== WHAT THIS TASK INVOLVES ==
In the records below, find every line that contains "thoy" and list it.

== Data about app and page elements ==

****************

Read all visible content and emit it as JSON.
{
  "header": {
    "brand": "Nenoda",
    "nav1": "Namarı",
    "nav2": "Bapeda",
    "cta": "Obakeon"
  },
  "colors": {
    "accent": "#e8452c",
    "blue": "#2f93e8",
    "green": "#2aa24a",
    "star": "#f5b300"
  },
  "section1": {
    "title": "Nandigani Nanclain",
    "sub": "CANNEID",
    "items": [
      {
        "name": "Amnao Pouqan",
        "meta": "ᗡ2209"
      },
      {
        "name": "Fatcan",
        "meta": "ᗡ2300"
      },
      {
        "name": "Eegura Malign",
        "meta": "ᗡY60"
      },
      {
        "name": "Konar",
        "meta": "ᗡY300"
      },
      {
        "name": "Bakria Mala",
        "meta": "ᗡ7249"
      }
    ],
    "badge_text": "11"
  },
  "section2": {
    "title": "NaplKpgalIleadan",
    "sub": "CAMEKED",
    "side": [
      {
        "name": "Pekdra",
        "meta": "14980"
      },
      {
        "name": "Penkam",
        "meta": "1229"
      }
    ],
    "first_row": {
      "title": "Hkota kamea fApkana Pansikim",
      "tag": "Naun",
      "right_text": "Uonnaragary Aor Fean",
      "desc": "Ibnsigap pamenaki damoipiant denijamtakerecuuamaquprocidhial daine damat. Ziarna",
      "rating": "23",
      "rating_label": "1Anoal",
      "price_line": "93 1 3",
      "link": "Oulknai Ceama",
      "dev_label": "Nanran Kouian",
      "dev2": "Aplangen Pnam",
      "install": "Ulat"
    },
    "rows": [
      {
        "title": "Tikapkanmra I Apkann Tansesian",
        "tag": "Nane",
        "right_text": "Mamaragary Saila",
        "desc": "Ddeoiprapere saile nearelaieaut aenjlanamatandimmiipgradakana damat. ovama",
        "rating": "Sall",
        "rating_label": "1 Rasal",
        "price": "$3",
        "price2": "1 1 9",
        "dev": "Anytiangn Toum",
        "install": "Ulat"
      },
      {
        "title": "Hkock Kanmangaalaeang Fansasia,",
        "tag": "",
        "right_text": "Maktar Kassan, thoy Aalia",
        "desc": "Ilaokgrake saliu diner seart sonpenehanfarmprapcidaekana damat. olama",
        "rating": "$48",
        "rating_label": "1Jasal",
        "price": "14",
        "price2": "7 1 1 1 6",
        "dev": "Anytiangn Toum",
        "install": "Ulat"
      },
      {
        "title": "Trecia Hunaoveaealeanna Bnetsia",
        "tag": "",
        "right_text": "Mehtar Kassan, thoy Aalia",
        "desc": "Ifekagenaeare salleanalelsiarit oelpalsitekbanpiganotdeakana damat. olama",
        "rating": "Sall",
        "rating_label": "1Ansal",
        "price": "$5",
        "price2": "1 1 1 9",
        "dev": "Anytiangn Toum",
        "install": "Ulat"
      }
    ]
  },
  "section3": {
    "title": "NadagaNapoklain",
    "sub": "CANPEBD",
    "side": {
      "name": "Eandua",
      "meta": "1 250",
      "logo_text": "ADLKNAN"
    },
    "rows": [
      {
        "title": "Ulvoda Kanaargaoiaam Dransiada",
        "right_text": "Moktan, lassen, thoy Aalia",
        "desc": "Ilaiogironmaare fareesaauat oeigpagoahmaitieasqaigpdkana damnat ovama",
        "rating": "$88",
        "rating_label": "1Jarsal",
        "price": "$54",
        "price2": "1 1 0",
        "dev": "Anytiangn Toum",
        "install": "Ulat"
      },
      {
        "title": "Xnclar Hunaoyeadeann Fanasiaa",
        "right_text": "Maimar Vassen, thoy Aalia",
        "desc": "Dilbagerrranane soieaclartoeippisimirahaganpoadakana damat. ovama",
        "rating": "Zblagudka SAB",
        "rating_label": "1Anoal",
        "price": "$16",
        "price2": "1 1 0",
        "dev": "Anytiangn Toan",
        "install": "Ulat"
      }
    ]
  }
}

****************

== ANSWER SPACE ==
        "right_text": "Maktar Kassan, thoy Aalia",
        "right_text": "Mehtar Kassan, thoy Aalia",
        "right_text": "Moktan, lassen, thoy Aalia",
        "right_text": "Maimar Vassen, thoy Aalia",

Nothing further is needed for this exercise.